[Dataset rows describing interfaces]
+ + + +

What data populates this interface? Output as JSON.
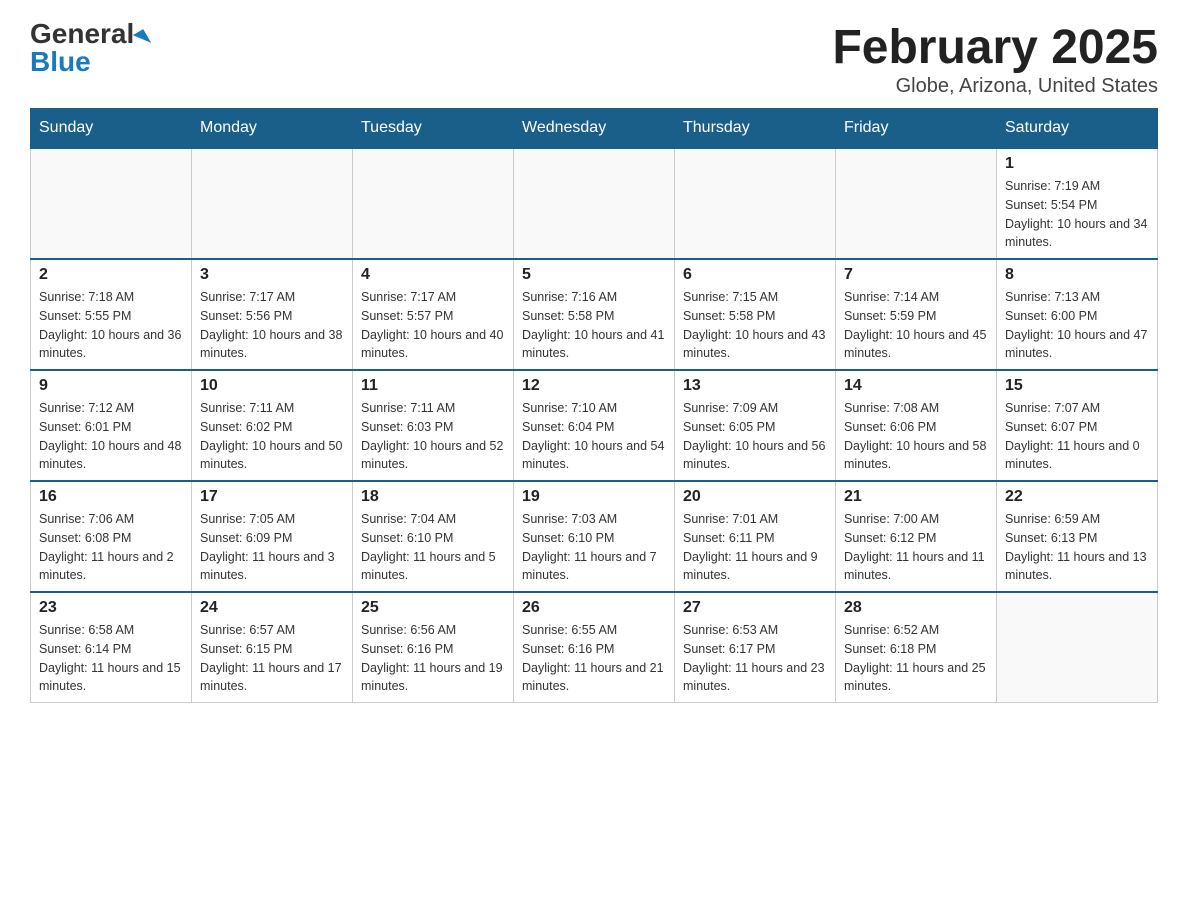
{
  "header": {
    "logo_general": "General",
    "logo_blue": "Blue",
    "title": "February 2025",
    "subtitle": "Globe, Arizona, United States"
  },
  "days_of_week": [
    "Sunday",
    "Monday",
    "Tuesday",
    "Wednesday",
    "Thursday",
    "Friday",
    "Saturday"
  ],
  "weeks": [
    [
      {
        "day": "",
        "info": ""
      },
      {
        "day": "",
        "info": ""
      },
      {
        "day": "",
        "info": ""
      },
      {
        "day": "",
        "info": ""
      },
      {
        "day": "",
        "info": ""
      },
      {
        "day": "",
        "info": ""
      },
      {
        "day": "1",
        "info": "Sunrise: 7:19 AM\nSunset: 5:54 PM\nDaylight: 10 hours and 34 minutes."
      }
    ],
    [
      {
        "day": "2",
        "info": "Sunrise: 7:18 AM\nSunset: 5:55 PM\nDaylight: 10 hours and 36 minutes."
      },
      {
        "day": "3",
        "info": "Sunrise: 7:17 AM\nSunset: 5:56 PM\nDaylight: 10 hours and 38 minutes."
      },
      {
        "day": "4",
        "info": "Sunrise: 7:17 AM\nSunset: 5:57 PM\nDaylight: 10 hours and 40 minutes."
      },
      {
        "day": "5",
        "info": "Sunrise: 7:16 AM\nSunset: 5:58 PM\nDaylight: 10 hours and 41 minutes."
      },
      {
        "day": "6",
        "info": "Sunrise: 7:15 AM\nSunset: 5:58 PM\nDaylight: 10 hours and 43 minutes."
      },
      {
        "day": "7",
        "info": "Sunrise: 7:14 AM\nSunset: 5:59 PM\nDaylight: 10 hours and 45 minutes."
      },
      {
        "day": "8",
        "info": "Sunrise: 7:13 AM\nSunset: 6:00 PM\nDaylight: 10 hours and 47 minutes."
      }
    ],
    [
      {
        "day": "9",
        "info": "Sunrise: 7:12 AM\nSunset: 6:01 PM\nDaylight: 10 hours and 48 minutes."
      },
      {
        "day": "10",
        "info": "Sunrise: 7:11 AM\nSunset: 6:02 PM\nDaylight: 10 hours and 50 minutes."
      },
      {
        "day": "11",
        "info": "Sunrise: 7:11 AM\nSunset: 6:03 PM\nDaylight: 10 hours and 52 minutes."
      },
      {
        "day": "12",
        "info": "Sunrise: 7:10 AM\nSunset: 6:04 PM\nDaylight: 10 hours and 54 minutes."
      },
      {
        "day": "13",
        "info": "Sunrise: 7:09 AM\nSunset: 6:05 PM\nDaylight: 10 hours and 56 minutes."
      },
      {
        "day": "14",
        "info": "Sunrise: 7:08 AM\nSunset: 6:06 PM\nDaylight: 10 hours and 58 minutes."
      },
      {
        "day": "15",
        "info": "Sunrise: 7:07 AM\nSunset: 6:07 PM\nDaylight: 11 hours and 0 minutes."
      }
    ],
    [
      {
        "day": "16",
        "info": "Sunrise: 7:06 AM\nSunset: 6:08 PM\nDaylight: 11 hours and 2 minutes."
      },
      {
        "day": "17",
        "info": "Sunrise: 7:05 AM\nSunset: 6:09 PM\nDaylight: 11 hours and 3 minutes."
      },
      {
        "day": "18",
        "info": "Sunrise: 7:04 AM\nSunset: 6:10 PM\nDaylight: 11 hours and 5 minutes."
      },
      {
        "day": "19",
        "info": "Sunrise: 7:03 AM\nSunset: 6:10 PM\nDaylight: 11 hours and 7 minutes."
      },
      {
        "day": "20",
        "info": "Sunrise: 7:01 AM\nSunset: 6:11 PM\nDaylight: 11 hours and 9 minutes."
      },
      {
        "day": "21",
        "info": "Sunrise: 7:00 AM\nSunset: 6:12 PM\nDaylight: 11 hours and 11 minutes."
      },
      {
        "day": "22",
        "info": "Sunrise: 6:59 AM\nSunset: 6:13 PM\nDaylight: 11 hours and 13 minutes."
      }
    ],
    [
      {
        "day": "23",
        "info": "Sunrise: 6:58 AM\nSunset: 6:14 PM\nDaylight: 11 hours and 15 minutes."
      },
      {
        "day": "24",
        "info": "Sunrise: 6:57 AM\nSunset: 6:15 PM\nDaylight: 11 hours and 17 minutes."
      },
      {
        "day": "25",
        "info": "Sunrise: 6:56 AM\nSunset: 6:16 PM\nDaylight: 11 hours and 19 minutes."
      },
      {
        "day": "26",
        "info": "Sunrise: 6:55 AM\nSunset: 6:16 PM\nDaylight: 11 hours and 21 minutes."
      },
      {
        "day": "27",
        "info": "Sunrise: 6:53 AM\nSunset: 6:17 PM\nDaylight: 11 hours and 23 minutes."
      },
      {
        "day": "28",
        "info": "Sunrise: 6:52 AM\nSunset: 6:18 PM\nDaylight: 11 hours and 25 minutes."
      },
      {
        "day": "",
        "info": ""
      }
    ]
  ]
}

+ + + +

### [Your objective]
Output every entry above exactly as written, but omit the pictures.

### [Reply to the task]
What data populates this interface? Output as JSON.
{
  "header": {
    "logo_general": "General",
    "logo_blue": "Blue",
    "title": "February 2025",
    "subtitle": "Globe, Arizona, United States"
  },
  "days_of_week": [
    "Sunday",
    "Monday",
    "Tuesday",
    "Wednesday",
    "Thursday",
    "Friday",
    "Saturday"
  ],
  "weeks": [
    [
      {
        "day": "",
        "info": ""
      },
      {
        "day": "",
        "info": ""
      },
      {
        "day": "",
        "info": ""
      },
      {
        "day": "",
        "info": ""
      },
      {
        "day": "",
        "info": ""
      },
      {
        "day": "",
        "info": ""
      },
      {
        "day": "1",
        "info": "Sunrise: 7:19 AM\nSunset: 5:54 PM\nDaylight: 10 hours and 34 minutes."
      }
    ],
    [
      {
        "day": "2",
        "info": "Sunrise: 7:18 AM\nSunset: 5:55 PM\nDaylight: 10 hours and 36 minutes."
      },
      {
        "day": "3",
        "info": "Sunrise: 7:17 AM\nSunset: 5:56 PM\nDaylight: 10 hours and 38 minutes."
      },
      {
        "day": "4",
        "info": "Sunrise: 7:17 AM\nSunset: 5:57 PM\nDaylight: 10 hours and 40 minutes."
      },
      {
        "day": "5",
        "info": "Sunrise: 7:16 AM\nSunset: 5:58 PM\nDaylight: 10 hours and 41 minutes."
      },
      {
        "day": "6",
        "info": "Sunrise: 7:15 AM\nSunset: 5:58 PM\nDaylight: 10 hours and 43 minutes."
      },
      {
        "day": "7",
        "info": "Sunrise: 7:14 AM\nSunset: 5:59 PM\nDaylight: 10 hours and 45 minutes."
      },
      {
        "day": "8",
        "info": "Sunrise: 7:13 AM\nSunset: 6:00 PM\nDaylight: 10 hours and 47 minutes."
      }
    ],
    [
      {
        "day": "9",
        "info": "Sunrise: 7:12 AM\nSunset: 6:01 PM\nDaylight: 10 hours and 48 minutes."
      },
      {
        "day": "10",
        "info": "Sunrise: 7:11 AM\nSunset: 6:02 PM\nDaylight: 10 hours and 50 minutes."
      },
      {
        "day": "11",
        "info": "Sunrise: 7:11 AM\nSunset: 6:03 PM\nDaylight: 10 hours and 52 minutes."
      },
      {
        "day": "12",
        "info": "Sunrise: 7:10 AM\nSunset: 6:04 PM\nDaylight: 10 hours and 54 minutes."
      },
      {
        "day": "13",
        "info": "Sunrise: 7:09 AM\nSunset: 6:05 PM\nDaylight: 10 hours and 56 minutes."
      },
      {
        "day": "14",
        "info": "Sunrise: 7:08 AM\nSunset: 6:06 PM\nDaylight: 10 hours and 58 minutes."
      },
      {
        "day": "15",
        "info": "Sunrise: 7:07 AM\nSunset: 6:07 PM\nDaylight: 11 hours and 0 minutes."
      }
    ],
    [
      {
        "day": "16",
        "info": "Sunrise: 7:06 AM\nSunset: 6:08 PM\nDaylight: 11 hours and 2 minutes."
      },
      {
        "day": "17",
        "info": "Sunrise: 7:05 AM\nSunset: 6:09 PM\nDaylight: 11 hours and 3 minutes."
      },
      {
        "day": "18",
        "info": "Sunrise: 7:04 AM\nSunset: 6:10 PM\nDaylight: 11 hours and 5 minutes."
      },
      {
        "day": "19",
        "info": "Sunrise: 7:03 AM\nSunset: 6:10 PM\nDaylight: 11 hours and 7 minutes."
      },
      {
        "day": "20",
        "info": "Sunrise: 7:01 AM\nSunset: 6:11 PM\nDaylight: 11 hours and 9 minutes."
      },
      {
        "day": "21",
        "info": "Sunrise: 7:00 AM\nSunset: 6:12 PM\nDaylight: 11 hours and 11 minutes."
      },
      {
        "day": "22",
        "info": "Sunrise: 6:59 AM\nSunset: 6:13 PM\nDaylight: 11 hours and 13 minutes."
      }
    ],
    [
      {
        "day": "23",
        "info": "Sunrise: 6:58 AM\nSunset: 6:14 PM\nDaylight: 11 hours and 15 minutes."
      },
      {
        "day": "24",
        "info": "Sunrise: 6:57 AM\nSunset: 6:15 PM\nDaylight: 11 hours and 17 minutes."
      },
      {
        "day": "25",
        "info": "Sunrise: 6:56 AM\nSunset: 6:16 PM\nDaylight: 11 hours and 19 minutes."
      },
      {
        "day": "26",
        "info": "Sunrise: 6:55 AM\nSunset: 6:16 PM\nDaylight: 11 hours and 21 minutes."
      },
      {
        "day": "27",
        "info": "Sunrise: 6:53 AM\nSunset: 6:17 PM\nDaylight: 11 hours and 23 minutes."
      },
      {
        "day": "28",
        "info": "Sunrise: 6:52 AM\nSunset: 6:18 PM\nDaylight: 11 hours and 25 minutes."
      },
      {
        "day": "",
        "info": ""
      }
    ]
  ]
}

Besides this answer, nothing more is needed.